Diabetes can best be classified into five clusters instead of two, suggests new research.
The third cluster, accounting for 15.3% of the cohort, was marked by both a high degrees of insulin resistance - specifically a high HOMA2-IR index - paired with a high BMI. This group had a low proportion of patients taking metformin, although the authors say they would be expected to benefit the most from the drug.
"More accurately diagnosing diabetes could give us valuable insights into how it will develop over time, allowing us to predict and treat complications before they develop", Leif Groop, PhD, professor in the department of clinical sciences at Lund University Diabetes Centre, Sweden, and the Institute for Molecular Medicine Finland, said in a press release.
Additionally, the findings concluded that the different subgroups are more or less at risk of developing various secondary disease.
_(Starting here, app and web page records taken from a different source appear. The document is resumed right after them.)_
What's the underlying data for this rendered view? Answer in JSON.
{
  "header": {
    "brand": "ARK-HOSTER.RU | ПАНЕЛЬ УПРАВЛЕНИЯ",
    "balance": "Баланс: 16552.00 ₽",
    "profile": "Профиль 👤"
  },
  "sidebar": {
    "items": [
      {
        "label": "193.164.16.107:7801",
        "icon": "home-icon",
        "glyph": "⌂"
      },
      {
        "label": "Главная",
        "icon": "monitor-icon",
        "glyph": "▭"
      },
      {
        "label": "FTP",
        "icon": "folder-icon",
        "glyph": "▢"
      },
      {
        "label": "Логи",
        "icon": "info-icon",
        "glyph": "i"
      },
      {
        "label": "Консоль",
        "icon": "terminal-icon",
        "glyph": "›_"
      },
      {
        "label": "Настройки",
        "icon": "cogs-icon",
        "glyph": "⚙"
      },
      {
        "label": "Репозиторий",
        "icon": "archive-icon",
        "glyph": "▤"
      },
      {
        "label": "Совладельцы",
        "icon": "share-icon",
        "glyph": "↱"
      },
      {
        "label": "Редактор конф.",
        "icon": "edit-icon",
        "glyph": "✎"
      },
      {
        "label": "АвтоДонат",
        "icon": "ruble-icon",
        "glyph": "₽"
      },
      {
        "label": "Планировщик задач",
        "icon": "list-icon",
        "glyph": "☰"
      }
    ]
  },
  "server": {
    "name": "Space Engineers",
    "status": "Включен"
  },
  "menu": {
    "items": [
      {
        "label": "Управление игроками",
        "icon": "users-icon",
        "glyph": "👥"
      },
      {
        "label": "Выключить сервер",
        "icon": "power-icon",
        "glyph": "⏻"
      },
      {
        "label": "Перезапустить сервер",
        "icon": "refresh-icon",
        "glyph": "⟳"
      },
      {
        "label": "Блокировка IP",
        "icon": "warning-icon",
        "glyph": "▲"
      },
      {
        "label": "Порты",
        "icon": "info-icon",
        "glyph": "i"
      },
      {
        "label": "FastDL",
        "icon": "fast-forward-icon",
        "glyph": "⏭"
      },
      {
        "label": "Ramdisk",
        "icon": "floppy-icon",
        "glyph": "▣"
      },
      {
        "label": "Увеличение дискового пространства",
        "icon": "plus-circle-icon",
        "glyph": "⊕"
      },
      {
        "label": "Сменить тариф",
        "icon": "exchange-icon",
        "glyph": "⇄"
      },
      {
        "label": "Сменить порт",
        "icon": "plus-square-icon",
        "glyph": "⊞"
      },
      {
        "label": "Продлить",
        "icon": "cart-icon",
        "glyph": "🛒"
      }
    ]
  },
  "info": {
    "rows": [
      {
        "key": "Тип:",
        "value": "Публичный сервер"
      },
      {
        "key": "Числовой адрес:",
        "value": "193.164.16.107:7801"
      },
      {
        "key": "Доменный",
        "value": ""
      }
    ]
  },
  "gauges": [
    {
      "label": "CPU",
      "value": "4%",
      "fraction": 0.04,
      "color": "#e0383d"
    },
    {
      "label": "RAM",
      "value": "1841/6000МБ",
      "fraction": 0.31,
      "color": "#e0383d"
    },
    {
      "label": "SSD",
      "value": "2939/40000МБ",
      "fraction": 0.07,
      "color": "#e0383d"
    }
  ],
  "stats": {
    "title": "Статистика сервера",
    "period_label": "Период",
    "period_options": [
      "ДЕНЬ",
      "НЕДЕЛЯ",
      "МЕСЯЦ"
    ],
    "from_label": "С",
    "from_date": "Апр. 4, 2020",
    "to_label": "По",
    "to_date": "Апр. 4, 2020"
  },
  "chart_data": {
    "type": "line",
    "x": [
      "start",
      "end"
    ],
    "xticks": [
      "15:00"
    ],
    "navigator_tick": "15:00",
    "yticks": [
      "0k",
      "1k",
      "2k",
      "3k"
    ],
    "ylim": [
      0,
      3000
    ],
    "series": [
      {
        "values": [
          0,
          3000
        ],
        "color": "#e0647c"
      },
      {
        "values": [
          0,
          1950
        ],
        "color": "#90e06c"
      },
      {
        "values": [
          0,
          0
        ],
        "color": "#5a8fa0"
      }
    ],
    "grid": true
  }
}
The study was supported by grants from the Swedish Research Council, a European Research Council Advanced Research grant, a Vinnova Swelife grant, and grants from the Academy of Finland, Sigrid Juselius Foundation, Novo Nordisk Foundation, and Scania University Hospital. He said that this would lead to more precise diagnosis and treatment of diabetes tailored to individual needs. "By contrast with previous attempts to dissect the heterogeneity of diabetes, we used variables reflective of key aspects of diabetes that are monitored in patients". Last night, research bodies welcomed the new study, but stressed more examination of the drug's effects was still needed. The clusters and associated complications will need to be verified in other populations, including other ethnicities that may have a different risk of diabetes, such as Asian populations.